| Action item |
Retype the entries below exactly, and keep every picture out of your version.

---

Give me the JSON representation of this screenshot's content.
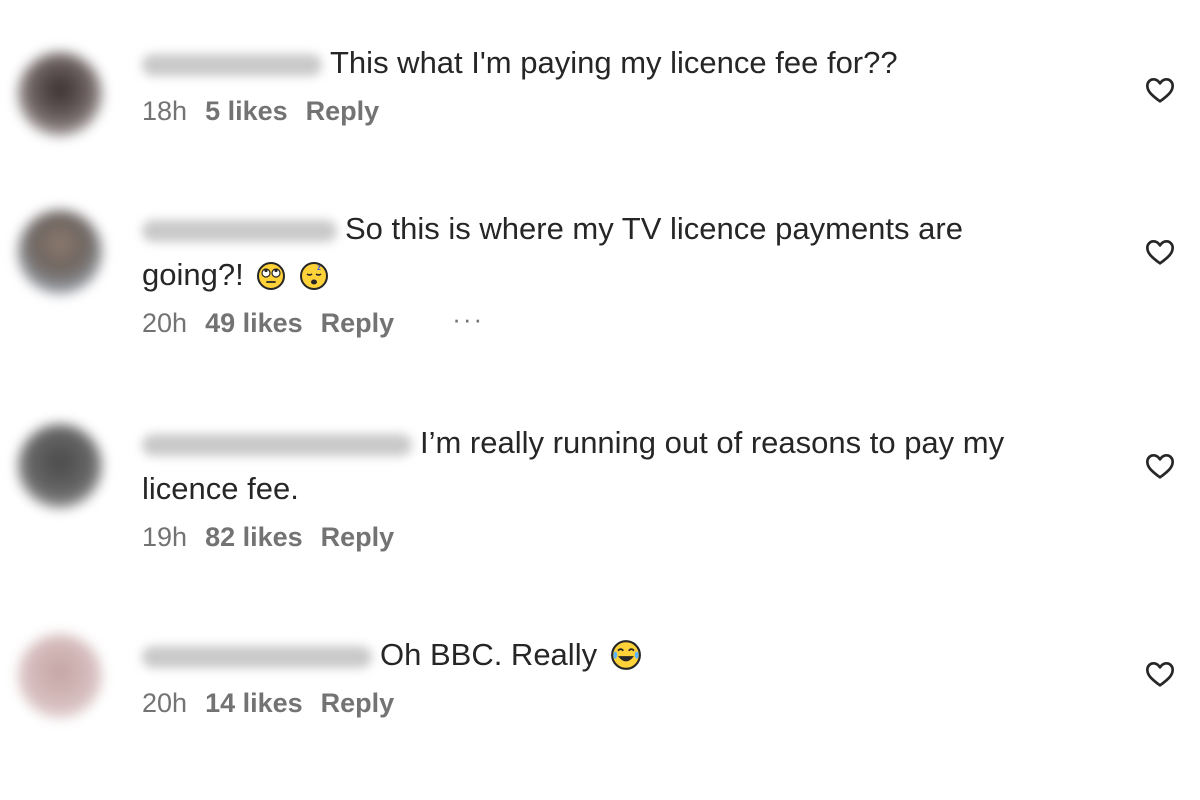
{
  "comments": [
    {
      "text": "This what I'm paying my licence fee for??",
      "time": "18h",
      "likes": "5 likes",
      "reply": "Reply"
    },
    {
      "text_line1": "So this is where my TV licence payments are",
      "text_line2": "going?!",
      "time": "20h",
      "likes": "49 likes",
      "reply": "Reply",
      "more": "···",
      "emojis": [
        "face-with-rolling-eyes-icon",
        "sleeping-face-icon"
      ]
    },
    {
      "text_line1": "I’m really running out of reasons to pay my",
      "text_line2": "licence fee.",
      "time": "19h",
      "likes": "82 likes",
      "reply": "Reply"
    },
    {
      "text": "Oh BBC. Really",
      "time": "20h",
      "likes": "14 likes",
      "reply": "Reply",
      "emojis": [
        "face-with-tears-of-joy-icon"
      ]
    }
  ],
  "colors": {
    "text": "#262626",
    "meta": "#737373",
    "username_blur": "#c9c9c9"
  }
}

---

| Solved exercise |
Give me the JSON representation of this screenshot's content.
{
  "comments": [
    {
      "text": "This what I'm paying my licence fee for??",
      "time": "18h",
      "likes": "5 likes",
      "reply": "Reply"
    },
    {
      "text_line1": "So this is where my TV licence payments are",
      "text_line2": "going?!",
      "time": "20h",
      "likes": "49 likes",
      "reply": "Reply",
      "more": "···",
      "emojis": [
        "face-with-rolling-eyes-icon",
        "sleeping-face-icon"
      ]
    },
    {
      "text_line1": "I’m really running out of reasons to pay my",
      "text_line2": "licence fee.",
      "time": "19h",
      "likes": "82 likes",
      "reply": "Reply"
    },
    {
      "text": "Oh BBC. Really",
      "time": "20h",
      "likes": "14 likes",
      "reply": "Reply",
      "emojis": [
        "face-with-tears-of-joy-icon"
      ]
    }
  ],
  "colors": {
    "text": "#262626",
    "meta": "#737373",
    "username_blur": "#c9c9c9"
  }
}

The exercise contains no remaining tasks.